If a pension fund has a policy, trustees and staff ought to evaluate and enforce it. Even if a money manager or trustee disagrees with the policy, once adopted by trustees, the policy ought to be enforced.
The $9.3 billion Chicago Public School Teachers' Pension and Retirement Fund has had a policy for years on the use of minority- and women-owned brokerage firms by the money managers the pension fund hires. But it has no specific enforcement procedure.
The policy was revised for domestic large-capitalization equity managers following an October roundtable, in which some of the fund's managers criticized some aspects. With the revision, trustees adopted an enforcement procedure, but still without any designated penalty for noncompliance.
The new policy, effective Jan. 1, calls for large-cap managers to direct at least35% of their total brokerage commissions to minority- and women-owned brokerage firms that have a significant local presence. The old policy requires these managers to direct 40% of commissions to Illinois firms, with 40% of that to be directed to in-stateminority- and women-owned brokers.
Still, the new policydoesn't directly address the problems some money managers haveencountered in trying to comply.
John V. McLaughlin, executive director, Brinson Partners Inc., said at the roundtable his firm doesn't direct more than 30% of trades because to do more would jeopardize its investment goals, indicating the difficulty of trading some stocks.
"There are too many categories for us to meet your objective," he told trustees.
It appears Brinson will fall short again under the new policy, albeit not as far.
Michael J. Nehf, executive director of the Chicago teachers' fund, said the new policy calls for a compliance review every six months. As for enforcement, he said the new policy provides that any manager failing to comply will have to send a representative to explain to the board why it missed the target.
Mr. Nehf said trustees adopted no particular penalties.
"We will take each case individually," he said.
The policy as designed is one-size-fits-all, but enforcement seems to be anything but that.
Mr. McLaughlin worries about the policy interfering with Brinson's performance, he said at the roundtable. He said Brinson is willing to participate but believes directing any more than 30% of brokerage would affect its investing.
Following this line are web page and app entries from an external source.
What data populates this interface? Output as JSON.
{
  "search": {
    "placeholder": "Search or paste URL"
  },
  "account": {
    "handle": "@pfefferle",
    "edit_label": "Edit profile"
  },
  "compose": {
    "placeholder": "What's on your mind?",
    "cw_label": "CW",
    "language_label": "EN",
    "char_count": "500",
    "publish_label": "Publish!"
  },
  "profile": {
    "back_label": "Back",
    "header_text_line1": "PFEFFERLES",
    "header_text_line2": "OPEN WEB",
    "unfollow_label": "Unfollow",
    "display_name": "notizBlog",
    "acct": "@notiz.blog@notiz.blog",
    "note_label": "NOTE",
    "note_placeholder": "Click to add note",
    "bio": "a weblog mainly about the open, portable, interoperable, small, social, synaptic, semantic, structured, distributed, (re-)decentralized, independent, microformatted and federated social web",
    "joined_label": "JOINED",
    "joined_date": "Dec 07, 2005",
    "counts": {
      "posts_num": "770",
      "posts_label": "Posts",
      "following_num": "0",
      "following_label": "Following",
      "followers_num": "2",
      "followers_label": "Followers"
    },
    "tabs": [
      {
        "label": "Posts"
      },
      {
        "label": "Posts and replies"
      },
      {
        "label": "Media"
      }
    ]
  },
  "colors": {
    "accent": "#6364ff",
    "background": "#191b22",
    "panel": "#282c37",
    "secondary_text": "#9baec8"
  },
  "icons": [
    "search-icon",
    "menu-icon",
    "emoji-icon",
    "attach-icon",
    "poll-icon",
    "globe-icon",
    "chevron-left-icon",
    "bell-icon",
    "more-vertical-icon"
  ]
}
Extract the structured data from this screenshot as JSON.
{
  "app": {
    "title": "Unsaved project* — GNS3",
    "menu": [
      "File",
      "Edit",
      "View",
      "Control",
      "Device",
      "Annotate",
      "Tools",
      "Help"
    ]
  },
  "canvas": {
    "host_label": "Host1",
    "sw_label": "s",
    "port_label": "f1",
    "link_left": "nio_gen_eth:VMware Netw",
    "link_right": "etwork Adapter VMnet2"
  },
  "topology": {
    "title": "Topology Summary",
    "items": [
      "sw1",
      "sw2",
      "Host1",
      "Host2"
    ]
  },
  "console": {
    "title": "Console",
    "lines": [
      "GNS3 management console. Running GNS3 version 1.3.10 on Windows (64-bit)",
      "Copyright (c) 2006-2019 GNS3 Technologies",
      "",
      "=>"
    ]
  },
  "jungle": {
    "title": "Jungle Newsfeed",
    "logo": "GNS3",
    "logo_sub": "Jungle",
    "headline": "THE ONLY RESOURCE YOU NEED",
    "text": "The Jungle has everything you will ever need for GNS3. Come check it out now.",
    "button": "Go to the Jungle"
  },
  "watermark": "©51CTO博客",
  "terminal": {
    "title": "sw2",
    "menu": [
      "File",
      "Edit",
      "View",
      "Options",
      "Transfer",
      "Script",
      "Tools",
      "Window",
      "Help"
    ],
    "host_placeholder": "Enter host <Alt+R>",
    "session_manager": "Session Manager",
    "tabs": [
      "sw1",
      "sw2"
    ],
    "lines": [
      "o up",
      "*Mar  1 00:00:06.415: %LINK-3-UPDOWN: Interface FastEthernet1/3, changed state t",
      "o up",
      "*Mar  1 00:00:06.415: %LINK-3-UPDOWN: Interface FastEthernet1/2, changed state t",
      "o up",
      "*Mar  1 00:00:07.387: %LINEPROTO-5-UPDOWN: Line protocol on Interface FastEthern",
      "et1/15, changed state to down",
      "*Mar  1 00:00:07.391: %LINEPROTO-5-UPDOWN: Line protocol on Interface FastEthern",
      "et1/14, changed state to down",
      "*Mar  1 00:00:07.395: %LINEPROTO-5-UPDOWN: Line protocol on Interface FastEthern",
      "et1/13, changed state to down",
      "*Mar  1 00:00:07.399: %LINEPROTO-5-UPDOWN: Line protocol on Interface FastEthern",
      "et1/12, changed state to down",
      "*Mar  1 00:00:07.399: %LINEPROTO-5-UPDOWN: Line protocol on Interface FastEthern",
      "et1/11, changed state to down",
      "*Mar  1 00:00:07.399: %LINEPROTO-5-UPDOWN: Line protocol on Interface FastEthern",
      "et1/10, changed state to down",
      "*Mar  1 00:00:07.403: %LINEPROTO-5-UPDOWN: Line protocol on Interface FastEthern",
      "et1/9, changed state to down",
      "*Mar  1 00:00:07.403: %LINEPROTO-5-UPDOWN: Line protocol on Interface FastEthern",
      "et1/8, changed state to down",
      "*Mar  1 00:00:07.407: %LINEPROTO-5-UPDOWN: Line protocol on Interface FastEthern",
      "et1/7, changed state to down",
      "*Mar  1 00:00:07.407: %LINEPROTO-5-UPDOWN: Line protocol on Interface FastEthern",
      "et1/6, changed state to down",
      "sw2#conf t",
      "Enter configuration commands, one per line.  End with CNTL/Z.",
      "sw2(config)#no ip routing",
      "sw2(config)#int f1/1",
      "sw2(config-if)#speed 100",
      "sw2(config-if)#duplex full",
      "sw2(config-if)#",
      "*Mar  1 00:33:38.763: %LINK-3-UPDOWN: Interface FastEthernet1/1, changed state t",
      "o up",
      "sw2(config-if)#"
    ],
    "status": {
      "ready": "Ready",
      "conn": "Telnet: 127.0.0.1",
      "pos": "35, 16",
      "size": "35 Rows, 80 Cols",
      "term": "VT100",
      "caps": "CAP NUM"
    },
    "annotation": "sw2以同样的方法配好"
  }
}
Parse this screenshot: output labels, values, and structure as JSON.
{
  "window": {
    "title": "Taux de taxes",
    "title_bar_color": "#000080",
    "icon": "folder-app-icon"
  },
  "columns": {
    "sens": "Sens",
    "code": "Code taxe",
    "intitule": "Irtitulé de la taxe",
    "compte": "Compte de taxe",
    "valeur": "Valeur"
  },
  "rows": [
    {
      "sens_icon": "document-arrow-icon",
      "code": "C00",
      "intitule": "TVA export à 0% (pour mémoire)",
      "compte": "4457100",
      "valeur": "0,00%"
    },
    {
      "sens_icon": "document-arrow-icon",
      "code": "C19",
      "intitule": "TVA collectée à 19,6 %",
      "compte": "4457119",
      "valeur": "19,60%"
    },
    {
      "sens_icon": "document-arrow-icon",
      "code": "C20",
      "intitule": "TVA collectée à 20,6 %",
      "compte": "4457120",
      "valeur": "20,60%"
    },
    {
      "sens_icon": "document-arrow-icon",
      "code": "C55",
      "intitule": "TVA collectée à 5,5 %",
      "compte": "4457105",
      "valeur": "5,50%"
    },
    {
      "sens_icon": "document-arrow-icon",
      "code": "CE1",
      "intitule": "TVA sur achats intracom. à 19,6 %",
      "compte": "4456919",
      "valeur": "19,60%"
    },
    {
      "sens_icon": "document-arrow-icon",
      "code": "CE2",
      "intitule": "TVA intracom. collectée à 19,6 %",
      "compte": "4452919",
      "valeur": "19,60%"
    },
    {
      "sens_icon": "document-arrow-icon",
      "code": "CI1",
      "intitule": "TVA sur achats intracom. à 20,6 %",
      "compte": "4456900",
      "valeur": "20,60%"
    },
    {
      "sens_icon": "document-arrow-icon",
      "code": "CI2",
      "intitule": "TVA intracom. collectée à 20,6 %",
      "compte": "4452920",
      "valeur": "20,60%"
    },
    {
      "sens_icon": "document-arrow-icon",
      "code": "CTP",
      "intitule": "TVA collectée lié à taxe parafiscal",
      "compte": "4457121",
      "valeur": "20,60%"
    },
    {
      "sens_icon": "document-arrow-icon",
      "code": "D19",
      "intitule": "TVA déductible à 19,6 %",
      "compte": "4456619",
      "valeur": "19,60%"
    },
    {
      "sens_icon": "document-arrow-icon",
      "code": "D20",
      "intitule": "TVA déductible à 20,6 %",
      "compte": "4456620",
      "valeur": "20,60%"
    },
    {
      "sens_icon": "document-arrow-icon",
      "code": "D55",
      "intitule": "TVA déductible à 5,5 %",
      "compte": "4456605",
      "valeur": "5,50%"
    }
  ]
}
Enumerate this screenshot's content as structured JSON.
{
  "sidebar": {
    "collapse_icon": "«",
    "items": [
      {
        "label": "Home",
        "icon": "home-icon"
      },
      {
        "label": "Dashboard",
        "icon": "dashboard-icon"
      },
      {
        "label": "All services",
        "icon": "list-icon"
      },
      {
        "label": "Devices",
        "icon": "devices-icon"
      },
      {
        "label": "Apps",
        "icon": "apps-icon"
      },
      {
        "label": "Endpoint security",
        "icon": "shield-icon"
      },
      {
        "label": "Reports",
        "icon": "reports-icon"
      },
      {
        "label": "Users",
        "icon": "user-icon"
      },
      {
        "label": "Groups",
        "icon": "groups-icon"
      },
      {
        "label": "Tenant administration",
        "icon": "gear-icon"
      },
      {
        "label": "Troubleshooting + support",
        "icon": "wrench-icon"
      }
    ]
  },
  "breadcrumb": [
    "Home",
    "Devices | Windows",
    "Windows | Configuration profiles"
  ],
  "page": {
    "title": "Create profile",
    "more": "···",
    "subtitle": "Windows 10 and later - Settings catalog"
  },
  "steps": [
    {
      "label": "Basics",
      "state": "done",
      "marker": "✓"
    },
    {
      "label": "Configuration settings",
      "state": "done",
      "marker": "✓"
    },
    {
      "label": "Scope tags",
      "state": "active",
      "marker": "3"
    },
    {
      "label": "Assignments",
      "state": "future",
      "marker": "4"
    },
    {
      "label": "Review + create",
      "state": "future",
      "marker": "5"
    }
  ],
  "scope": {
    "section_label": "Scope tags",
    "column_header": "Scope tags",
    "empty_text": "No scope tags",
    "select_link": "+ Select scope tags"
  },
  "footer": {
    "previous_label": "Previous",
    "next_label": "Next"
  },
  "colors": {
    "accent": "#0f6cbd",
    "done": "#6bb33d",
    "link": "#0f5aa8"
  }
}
Brinson executives couldn't be reached for further comment.
Also at the roundtable, a number of managers expressed concern about best execution, but the board didn't provide any guidance.
Gene R. Saffold, a trustee who is a managing director in public finance at Salomon Smith Barney, Chicago, asked without getting any acceptable reply for a definition of best execution.
The board had adopted the brokerage policy without having a definition of best execution and without evaluating its managers' trading execution quality. Mr. Nehf said the board is leaving it up to managers to determine best execution. He said the board has no plans to hire an expert service to evaluate trading execution.
One has to wonder if the minority brokeragepolicy, with its ambiguity, is designed more for appearances, to assuage a group looking for a way to participate in institutional brokerage trading, rather than adopted as a genuine effort to promote a goal with public pension money, without sacrificing best execution however it is defined.